You are here

Japan hopes to steer "frank" G7 debate on economy, tax evasion

38438742 - 19_05_2016 - JAPAN G7 FINANCE MINISTERS.jpg
Prices of many foodstuffs such as pulses, sugar, vegetables and poultry products are set to surge in India in the next three months on thin supplies, which could fuel inflation and give the central bank little room to cut rates, said analysts.

[SENDAI] Global economic uncertainties and measures to deal with tax evasion will be among the key topics that finance leaders of the G7 advanced economies will discuss at a weekend meeting, Japanese finance minister Taro Aso said on Thursday.

Bank of Japan Governor Haruhiko Kuroda also warned that there are "various challenges" that G7 economies need to address as the global economy suffers from subdued growth.

"With uncertainty over the global economy on the rise, attention will be paid to macro-economic policy, structural reform and measures to deal with tax evasion ... and money laundering," Mr Aso told reporters.

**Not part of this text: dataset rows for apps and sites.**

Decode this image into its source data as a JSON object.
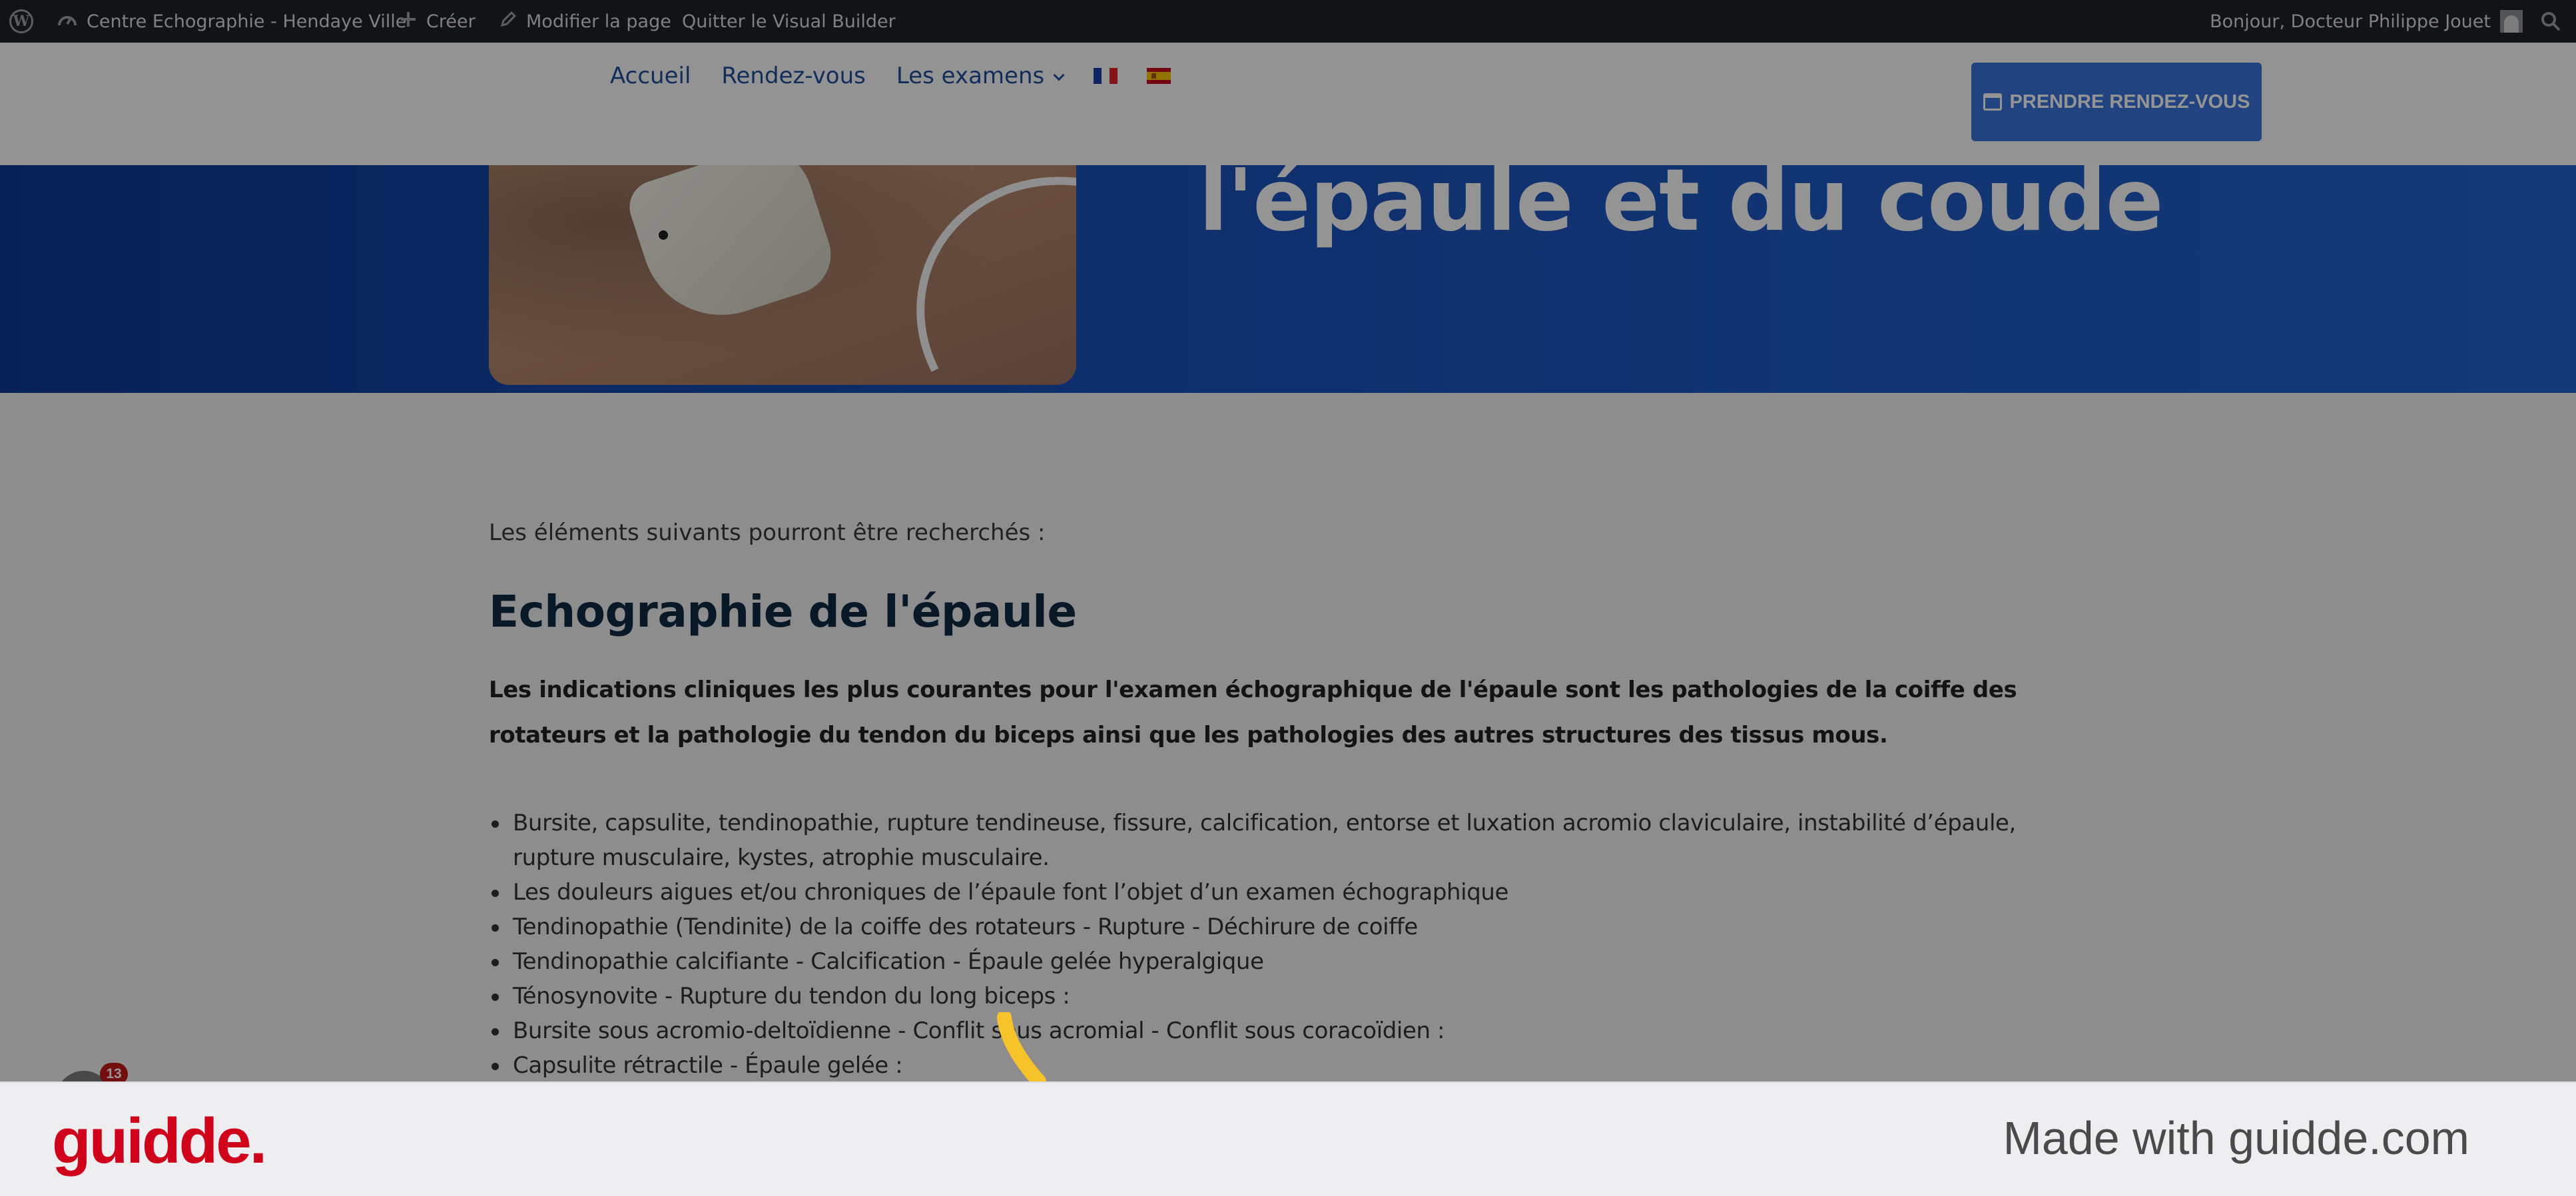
{
  "admin_bar": {
    "site_name": "Centre Echographie - Hendaye Ville",
    "new_label": "Créer",
    "edit_label": "Modifier la page",
    "exit_builder_label": "Quitter le Visual Builder",
    "greeting": "Bonjour, Docteur Philippe Jouet",
    "icons": [
      "wordpress-logo-icon",
      "dashboard-icon",
      "plus-icon",
      "pencil-icon",
      "user-avatar",
      "search-icon"
    ]
  },
  "header": {
    "nav": {
      "home": "Accueil",
      "appointments": "Rendez-vous",
      "exams": "Les examens"
    },
    "languages": [
      "fr-flag",
      "es-flag"
    ],
    "cta_label": "PRENDRE RENDEZ-VOUS",
    "cta_icon": "calendar-icon",
    "cta_color": "#3a74dc"
  },
  "hero": {
    "title_line_2": "l'épaule et du coude",
    "background_color": "#1a52bb"
  },
  "content": {
    "intro": "Les éléments suivants pourront être recherchés :",
    "heading": "Echographie de l'épaule",
    "lead": "Les indications cliniques les plus courantes pour l'examen échographique de l'épaule sont les pathologies de la coiffe des rotateurs et la pathologie du tendon du biceps ainsi que les pathologies des autres structures des tissus mous.",
    "bullets": [
      "Bursite, capsulite, tendinopathie, rupture tendineuse, fissure, calcification, entorse et luxation acromio claviculaire, instabilité d’épaule, rupture musculaire, kystes, atrophie musculaire.",
      "Les douleurs aigues et/ou chroniques de l’épaule font l’objet d’un examen échographique",
      "Tendinopathie (Tendinite) de la coiffe des rotateurs - Rupture - Déchirure de coiffe",
      "Tendinopathie calcifiante - Calcification - Épaule gelée hyperalgique",
      "Ténosynovite - Rupture du tendon du long biceps :",
      "Bursite sous acromio-deltoïdienne - Conflit sous acromial - Conflit sous coracoïdien :",
      "Capsulite rétractile - Épaule gelée :"
    ]
  },
  "notification": {
    "count": "13"
  },
  "footer": {
    "brand": "guidde.",
    "made_with": "Made with guidde.com",
    "brand_color": "#d0021b"
  }
}
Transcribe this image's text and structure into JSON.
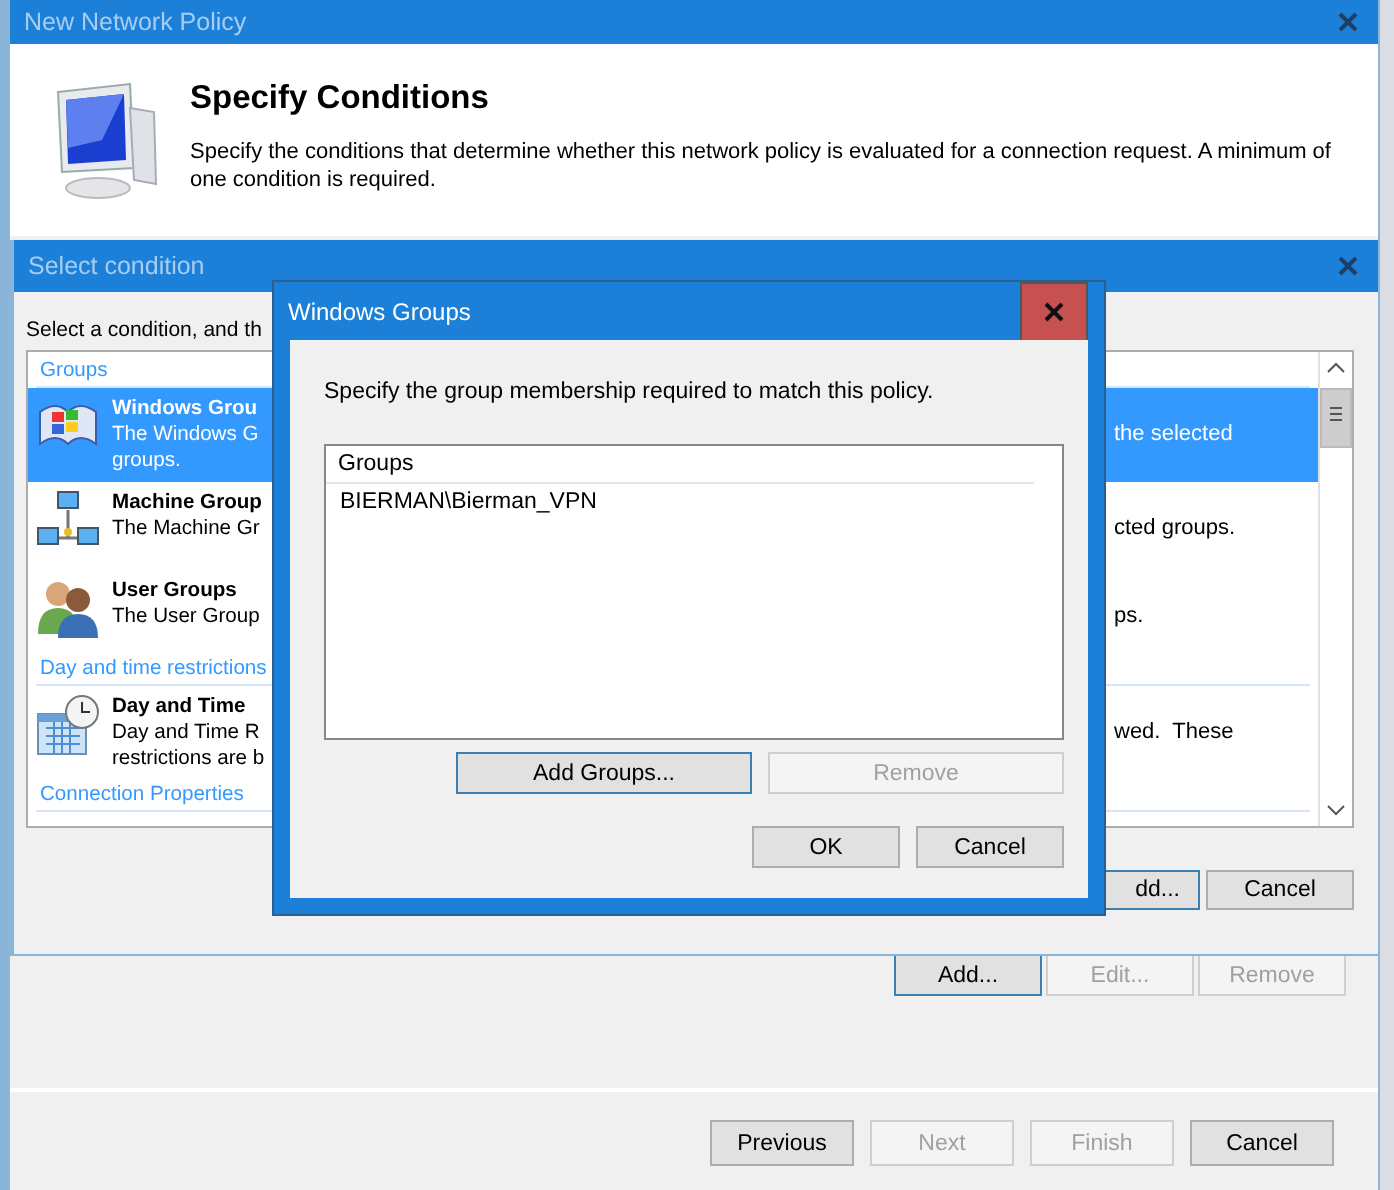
{
  "main_window": {
    "title": "New Network Policy",
    "heading": "Specify Conditions",
    "description": "Specify the conditions that determine whether this network policy is evaluated for a connection request. A minimum of one condition is required.",
    "condition_buttons": [
      {
        "label": "Add...",
        "disabled": false,
        "focused": true
      },
      {
        "label": "Edit...",
        "disabled": true,
        "focused": false
      },
      {
        "label": "Remove",
        "disabled": true,
        "focused": false
      }
    ],
    "nav_buttons": [
      {
        "label": "Previous",
        "disabled": false,
        "focused": false
      },
      {
        "label": "Next",
        "disabled": true,
        "focused": false
      },
      {
        "label": "Finish",
        "disabled": true,
        "focused": false
      },
      {
        "label": "Cancel",
        "disabled": false,
        "focused": false
      }
    ]
  },
  "select_condition": {
    "title": "Select condition",
    "instruction": "Select a condition, and th",
    "sections": [
      {
        "heading": "Groups",
        "items": [
          {
            "kind": "windows-groups",
            "title": "Windows Grou",
            "lines": [
              "The Windows G",
              "groups."
            ],
            "right_text": "the selected",
            "selected": true
          },
          {
            "kind": "machine-groups",
            "title": "Machine Group",
            "lines": [
              "The Machine Gr"
            ],
            "right_text": "cted groups.",
            "selected": false
          },
          {
            "kind": "user-groups",
            "title": "User Groups",
            "lines": [
              "The User Group"
            ],
            "right_text": "ps.",
            "selected": false
          }
        ]
      },
      {
        "heading": "Day and time restrictions",
        "items": [
          {
            "kind": "day-time",
            "title": "Day and Time",
            "lines": [
              "Day and Time R",
              "restrictions are b"
            ],
            "right_text": "wed.  These",
            "selected": false
          }
        ]
      },
      {
        "heading": "Connection Properties"
      }
    ],
    "buttons": [
      {
        "label": "dd...",
        "disabled": false,
        "focused": true
      },
      {
        "label": "Cancel",
        "disabled": false,
        "focused": false
      }
    ]
  },
  "dialog": {
    "title": "Windows Groups",
    "instruction": "Specify the group membership required to match this policy.",
    "column": "Groups",
    "rows": [
      "BIERMAN\\Bierman_VPN"
    ],
    "list_buttons": [
      {
        "label": "Add Groups...",
        "disabled": false,
        "focused": true
      },
      {
        "label": "Remove",
        "disabled": true,
        "focused": false
      }
    ],
    "buttons": [
      {
        "label": "OK",
        "disabled": false,
        "focused": false
      },
      {
        "label": "Cancel",
        "disabled": false,
        "focused": false
      }
    ]
  }
}
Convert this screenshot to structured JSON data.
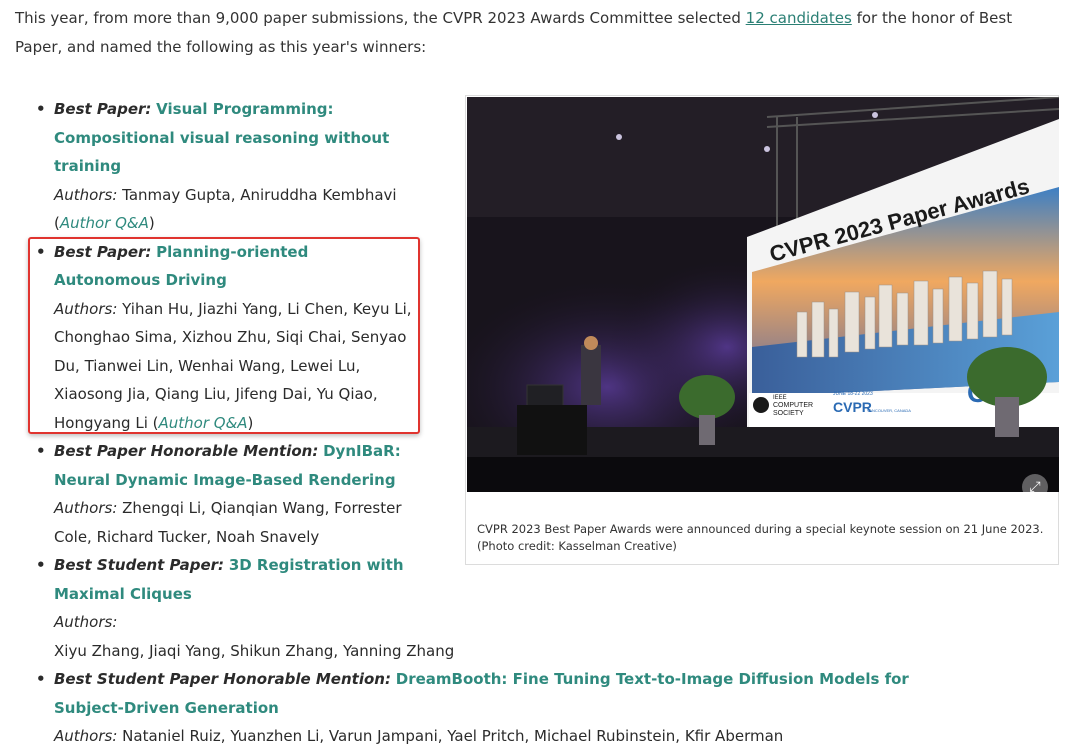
{
  "intro": {
    "text_before": "This year, from more than 9,000 paper submissions, the CVPR 2023 Awards Committee selected ",
    "link": "12 candidates",
    "text_after": " for the honor of Best Paper, and named the following as this year's winners:"
  },
  "awards": [
    {
      "kind": "Best Paper:",
      "title": "Visual Programming: Compositional visual reasoning without training",
      "authors_label": "Authors:",
      "authors": "Tanmay Gupta, Aniruddha Kembhavi",
      "qa": "Author Q&A"
    },
    {
      "kind": "Best Paper:",
      "title": "Planning-oriented Autonomous Driving",
      "authors_label": "Authors:",
      "authors": "Yihan Hu, Jiazhi Yang, Li Chen, Keyu Li, Chonghao Sima, Xizhou Zhu, Siqi Chai, Senyao Du, Tianwei Lin, Wenhai Wang, Lewei Lu, Xiaosong Jia, Qiang Liu, Jifeng Dai, Yu Qiao, Hongyang Li",
      "qa": "Author Q&A"
    },
    {
      "kind": "Best Paper Honorable Mention:",
      "title": "DynIBaR: Neural Dynamic Image-Based Rendering",
      "authors_label": "Authors:",
      "authors": "Zhengqi Li, Qianqian Wang, Forrester Cole, Richard Tucker, Noah Snavely"
    },
    {
      "kind": "Best Student Paper:",
      "title": "3D Registration with Maximal Cliques",
      "authors_label": "Authors:",
      "authors": "Xiyu Zhang, Jiaqi Yang, Shikun Zhang, Yanning Zhang"
    },
    {
      "kind": "Best Student Paper Honorable Mention:",
      "title": "DreamBooth: Fine Tuning Text-to-Image Diffusion Models for Subject-Driven Generation",
      "authors_label": "Authors:",
      "authors": "Nataniel Ruiz, Yuanzhen Li, Varun Jampani, Yael Pritch, Michael Rubinstein, Kfir Aberman"
    }
  ],
  "figure": {
    "screen_title": "CVPR 2023 Paper Awards",
    "society_text_1": "IEEE",
    "society_text_2": "COMPUTER",
    "society_text_3": "SOCIETY",
    "cvpr_logo": "CVPR",
    "cvpr_small": "JUNE 18-22 2023",
    "cvpr_city": "VANCOUVER, CANADA",
    "cv_logo": "CV",
    "caption": "CVPR 2023 Best Paper Awards were announced during a special keynote session on 21 June 2023. (Photo credit: Kasselman Creative)",
    "expand_icon": "expand-icon"
  }
}
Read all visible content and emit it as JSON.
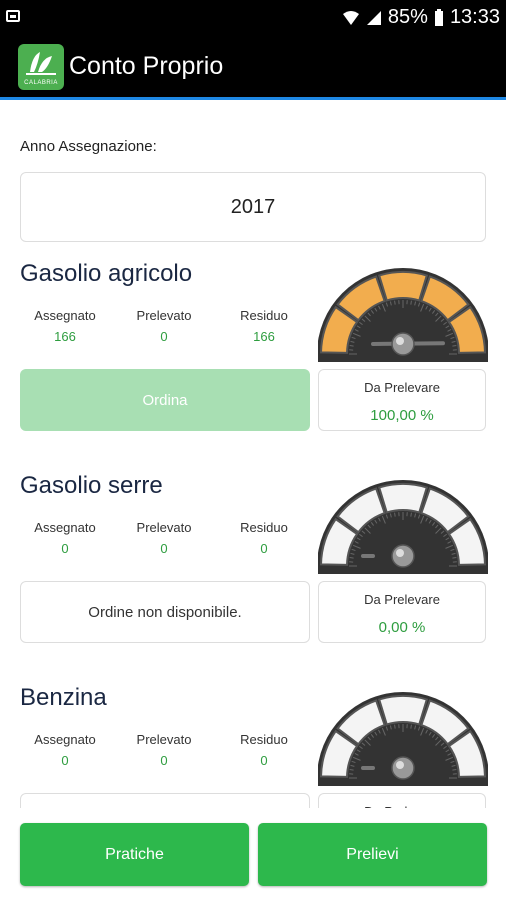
{
  "status_bar": {
    "battery": "85%",
    "time": "13:33",
    "icons": [
      "wifi-icon",
      "signal-icon",
      "battery-icon",
      "notification-icon"
    ]
  },
  "app": {
    "title": "Conto Proprio",
    "logo_text": "CALABRIA"
  },
  "year": {
    "label": "Anno Assegnazione:",
    "value": "2017"
  },
  "labels": {
    "assigned": "Assegnato",
    "withdrawn": "Prelevato",
    "residual": "Residuo",
    "to_withdraw": "Da Prelevare"
  },
  "sections": [
    {
      "title": "Gasolio agricolo",
      "assigned": "166",
      "withdrawn": "0",
      "residual": "166",
      "action": "Ordina",
      "percent": "100,00 %",
      "gauge_fill_color": "#f2ad4e",
      "gauge_level": 1.0
    },
    {
      "title": "Gasolio serre",
      "assigned": "0",
      "withdrawn": "0",
      "residual": "0",
      "action": "Ordine non disponibile.",
      "percent": "0,00 %",
      "gauge_fill_color": "#ffffff",
      "gauge_level": 0.0
    },
    {
      "title": "Benzina",
      "assigned": "0",
      "withdrawn": "0",
      "residual": "0",
      "action": "",
      "percent": "",
      "gauge_fill_color": "#ffffff",
      "gauge_level": 0.0
    }
  ],
  "bottom": {
    "left_button": "Pratiche",
    "right_button": "Prelievi"
  },
  "colors": {
    "accent_green": "#2db84c",
    "value_green": "#2e9d3f",
    "appbar_line": "#1e88e5"
  }
}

"As chair country, I'd like to steer frank discussions on these issues," he said after arriving in the northeastern city of Sendai for the two-day Group of Seven (G7) finance leaders'meeting kicking off on Friday.

The meeting will pave the ground for a G7 leaders' summit next week, where measures to boost global growth will be high on the agenda.

Mr Aso and Mr Kuroda may struggle to mask a rift emerging among the once close-knit group of G7 finance leaders on issues ranging from currencies to fiscal policies.

Japan has lobbied for a G7 agreement to take coordinated fiscal action to spur growth, but has received a cool response from Germany, which insists on fiscal discipline.

Tokyo and Washington are also at logger-heads on whether recent yen gains are "excessive", with both sides reluctant to have their currencies rise too much and hurt their economies'fragile recovery.

But the G7 nations may share their concern on weak global growth, which may give Japanese Prime Minister Shinzo Abe an excuse to delay an unpopular sales tax hike scheduled for next April.

Mr Aso sidestepped a question on whether Japan will delay the tax hike, repeating that there was no change to the government's plan to raise the tax unless a massive earthquake or a crisis of the scale of the collapse of Lehman Brothers in 2008 hit Japan.

REUTERS